(Stored items)
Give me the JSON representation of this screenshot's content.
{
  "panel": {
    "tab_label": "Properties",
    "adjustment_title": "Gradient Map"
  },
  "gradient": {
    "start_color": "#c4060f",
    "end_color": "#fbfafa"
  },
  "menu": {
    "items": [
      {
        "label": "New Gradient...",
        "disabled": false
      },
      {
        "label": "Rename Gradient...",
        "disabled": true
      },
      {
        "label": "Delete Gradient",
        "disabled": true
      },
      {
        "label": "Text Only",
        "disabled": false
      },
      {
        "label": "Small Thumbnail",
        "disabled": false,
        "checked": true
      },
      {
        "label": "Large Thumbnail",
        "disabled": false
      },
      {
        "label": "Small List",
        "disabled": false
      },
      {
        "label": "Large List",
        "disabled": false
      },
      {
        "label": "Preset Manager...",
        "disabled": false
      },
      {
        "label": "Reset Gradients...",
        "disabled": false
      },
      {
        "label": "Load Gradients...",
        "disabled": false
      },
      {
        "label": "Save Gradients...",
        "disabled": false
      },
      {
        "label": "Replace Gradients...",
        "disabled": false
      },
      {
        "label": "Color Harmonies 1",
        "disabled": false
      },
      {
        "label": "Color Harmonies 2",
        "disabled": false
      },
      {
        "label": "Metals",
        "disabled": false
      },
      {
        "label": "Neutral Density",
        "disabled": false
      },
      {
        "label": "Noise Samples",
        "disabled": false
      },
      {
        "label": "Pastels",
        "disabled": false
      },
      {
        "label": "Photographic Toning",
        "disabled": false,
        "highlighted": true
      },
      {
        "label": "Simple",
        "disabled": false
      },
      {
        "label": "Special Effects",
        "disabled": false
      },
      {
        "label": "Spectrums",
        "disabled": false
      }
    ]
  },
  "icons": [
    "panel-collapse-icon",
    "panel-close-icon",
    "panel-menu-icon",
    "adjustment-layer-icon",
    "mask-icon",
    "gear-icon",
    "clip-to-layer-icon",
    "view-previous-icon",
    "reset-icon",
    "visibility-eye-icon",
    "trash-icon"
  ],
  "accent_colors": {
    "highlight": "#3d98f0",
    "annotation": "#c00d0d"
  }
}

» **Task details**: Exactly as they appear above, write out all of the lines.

» **Written solution**:
Give me the JSON representation of this screenshot's content.
{
  "panel": {
    "tab_label": "Properties",
    "adjustment_title": "Gradient Map"
  },
  "gradient": {
    "start_color": "#c4060f",
    "end_color": "#fbfafa"
  },
  "menu": {
    "items": [
      {
        "label": "New Gradient...",
        "disabled": false
      },
      {
        "label": "Rename Gradient...",
        "disabled": true
      },
      {
        "label": "Delete Gradient",
        "disabled": true
      },
      {
        "label": "Text Only",
        "disabled": false
      },
      {
        "label": "Small Thumbnail",
        "disabled": false,
        "checked": true
      },
      {
        "label": "Large Thumbnail",
        "disabled": false
      },
      {
        "label": "Small List",
        "disabled": false
      },
      {
        "label": "Large List",
        "disabled": false
      },
      {
        "label": "Preset Manager...",
        "disabled": false
      },
      {
        "label": "Reset Gradients...",
        "disabled": false
      },
      {
        "label": "Load Gradients...",
        "disabled": false
      },
      {
        "label": "Save Gradients...",
        "disabled": false
      },
      {
        "label": "Replace Gradients...",
        "disabled": false
      },
      {
        "label": "Color Harmonies 1",
        "disabled": false
      },
      {
        "label": "Color Harmonies 2",
        "disabled": false
      },
      {
        "label": "Metals",
        "disabled": false
      },
      {
        "label": "Neutral Density",
        "disabled": false
      },
      {
        "label": "Noise Samples",
        "disabled": false
      },
      {
        "label": "Pastels",
        "disabled": false
      },
      {
        "label": "Photographic Toning",
        "disabled": false,
        "highlighted": true
      },
      {
        "label": "Simple",
        "disabled": false
      },
      {
        "label": "Special Effects",
        "disabled": false
      },
      {
        "label": "Spectrums",
        "disabled": false
      }
    ]
  },
  "icons": [
    "panel-collapse-icon",
    "panel-close-icon",
    "panel-menu-icon",
    "adjustment-layer-icon",
    "mask-icon",
    "gear-icon",
    "clip-to-layer-icon",
    "view-previous-icon",
    "reset-icon",
    "visibility-eye-icon",
    "trash-icon"
  ],
  "accent_colors": {
    "highlight": "#3d98f0",
    "annotation": "#c00d0d"
  }
}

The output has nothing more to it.